Resident: Tari Ngangura

Very proudly, we should finally start presenting our residents:

Tari Ngangura

is a multi-media journalist from Zimbabwe, based in Canada, and currently living her best life in Brasil. Her work on the matter of black lives, intersectional feminism and musical musings have appeared in multiple publications including Vice, Rookie Mag, Noisey, The Fader, Torontoist and Shameless Mag. Toni Morrison is her idol, Michael Jackson her hero, and she navigates life constantly asking, “What would 90s Nia Long do in this situation?” 
from: http://hazlitt.net/authors/tari-ngangura

Tari says about Casa Matria:

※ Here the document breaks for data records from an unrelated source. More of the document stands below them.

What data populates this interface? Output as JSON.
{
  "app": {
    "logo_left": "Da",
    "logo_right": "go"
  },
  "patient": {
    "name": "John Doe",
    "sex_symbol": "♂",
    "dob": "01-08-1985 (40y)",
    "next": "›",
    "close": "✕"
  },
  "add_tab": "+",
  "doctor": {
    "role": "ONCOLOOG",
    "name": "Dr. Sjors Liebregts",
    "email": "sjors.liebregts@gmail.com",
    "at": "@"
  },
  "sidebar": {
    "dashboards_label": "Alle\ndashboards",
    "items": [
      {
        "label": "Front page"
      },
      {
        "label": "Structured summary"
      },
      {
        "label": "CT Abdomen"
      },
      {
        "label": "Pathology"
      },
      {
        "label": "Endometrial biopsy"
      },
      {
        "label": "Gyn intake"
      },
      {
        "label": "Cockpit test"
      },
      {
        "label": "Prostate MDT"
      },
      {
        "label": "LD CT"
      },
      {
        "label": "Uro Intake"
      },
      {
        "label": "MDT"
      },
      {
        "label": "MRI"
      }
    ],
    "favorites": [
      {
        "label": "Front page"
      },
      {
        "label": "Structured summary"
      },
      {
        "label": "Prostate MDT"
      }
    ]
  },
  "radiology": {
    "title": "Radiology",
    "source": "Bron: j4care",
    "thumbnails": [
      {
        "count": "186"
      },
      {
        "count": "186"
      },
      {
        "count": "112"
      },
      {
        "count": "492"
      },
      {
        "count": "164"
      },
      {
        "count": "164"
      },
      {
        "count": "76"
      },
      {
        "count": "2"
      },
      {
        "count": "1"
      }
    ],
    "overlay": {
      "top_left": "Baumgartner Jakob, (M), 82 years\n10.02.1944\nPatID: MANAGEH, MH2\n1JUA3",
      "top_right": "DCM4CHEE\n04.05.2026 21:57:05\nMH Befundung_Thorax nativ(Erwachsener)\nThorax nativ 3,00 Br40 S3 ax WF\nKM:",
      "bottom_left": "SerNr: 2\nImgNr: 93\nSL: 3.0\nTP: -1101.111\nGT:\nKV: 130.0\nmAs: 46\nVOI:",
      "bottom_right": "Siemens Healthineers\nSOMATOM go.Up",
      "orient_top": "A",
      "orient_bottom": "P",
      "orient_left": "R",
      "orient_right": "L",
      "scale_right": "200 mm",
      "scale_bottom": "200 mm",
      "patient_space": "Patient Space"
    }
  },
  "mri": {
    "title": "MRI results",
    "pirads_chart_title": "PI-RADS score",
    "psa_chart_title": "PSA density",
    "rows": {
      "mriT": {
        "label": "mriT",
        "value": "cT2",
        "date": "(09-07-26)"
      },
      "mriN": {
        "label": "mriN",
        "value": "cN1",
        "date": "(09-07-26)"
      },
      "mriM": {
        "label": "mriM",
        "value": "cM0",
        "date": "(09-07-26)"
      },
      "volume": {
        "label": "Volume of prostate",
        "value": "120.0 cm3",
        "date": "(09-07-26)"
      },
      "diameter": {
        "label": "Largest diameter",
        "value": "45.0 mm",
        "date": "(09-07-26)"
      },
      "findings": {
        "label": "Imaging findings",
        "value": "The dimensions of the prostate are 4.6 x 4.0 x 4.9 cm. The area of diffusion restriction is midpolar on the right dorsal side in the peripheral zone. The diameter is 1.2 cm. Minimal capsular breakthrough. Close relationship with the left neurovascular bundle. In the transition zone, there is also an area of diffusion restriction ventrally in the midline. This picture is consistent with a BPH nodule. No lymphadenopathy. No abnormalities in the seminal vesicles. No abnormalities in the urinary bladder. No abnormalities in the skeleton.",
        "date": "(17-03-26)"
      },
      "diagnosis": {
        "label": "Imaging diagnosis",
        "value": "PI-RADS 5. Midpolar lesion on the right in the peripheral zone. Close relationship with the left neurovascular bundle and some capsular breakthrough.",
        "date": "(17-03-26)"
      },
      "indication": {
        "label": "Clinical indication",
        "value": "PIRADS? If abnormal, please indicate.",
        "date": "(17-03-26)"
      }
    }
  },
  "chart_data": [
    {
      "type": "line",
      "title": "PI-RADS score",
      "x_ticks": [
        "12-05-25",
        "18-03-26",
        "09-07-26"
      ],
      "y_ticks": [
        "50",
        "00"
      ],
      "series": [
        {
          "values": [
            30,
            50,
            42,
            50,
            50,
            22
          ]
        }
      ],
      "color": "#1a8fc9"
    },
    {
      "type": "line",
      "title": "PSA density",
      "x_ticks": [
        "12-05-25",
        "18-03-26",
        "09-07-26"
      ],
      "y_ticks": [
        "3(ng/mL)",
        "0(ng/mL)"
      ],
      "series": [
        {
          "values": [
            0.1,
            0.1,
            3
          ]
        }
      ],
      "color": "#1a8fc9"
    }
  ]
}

"As a journalist, I came to Brasil to document instances of racialized poverty, police violence and racism. While living in Vila Brandao, and being amongst the people I have heard and listened to their stories of oppression and survival. I have listened as they told me about the many ways they face systemic discrimination because they are poor and because they are black. It would not have been possible for me to hear these stories were it not for the accommodation I was offered by Silvia Jura and Celia Mara.
Casa Matria is an important social initiative as it helps foster conversations on race, power and privilege in Salvador. It is a microcosm that represents the power structures that exist in all parts of Brasilian life determined by economic wealth, access to education and healthcare.
What I have learned and seen in Vila Brandao will undoubtedly have an impact in the stories I write and the ways I choose to discuss anti-black racism and poverty on a global scale and its effects on black people. There are many similarities between the systemic oppression faced by people living in the townships of Soweto in South Africa, in inner city America cities and here in the favelas in Salvador, Bahia. Casa Matria has helped open my eyes to those oppressive links that come from years of racism and discrimination.
Casa Matria is a communal haven, based of a think tank structure that incorporates elements of social growth and equity in their works, to ensure that everyone can have access to a better quality of life. I will always appreciate everything I learned here and the role they have in the community, in a time of great unrest and inequality. "

Here a few links to her recent work

The political wall between my father and me / The Globe and Mail, Canada
How black history-month reminds me how exhausting it ist to be black / Vice

dear white people / Vice

And we say: Thank you Tari!

We admire your courage, how you discover the world at your own pace. You are full of light and knowledge. Working all day long… and being in all our hearts!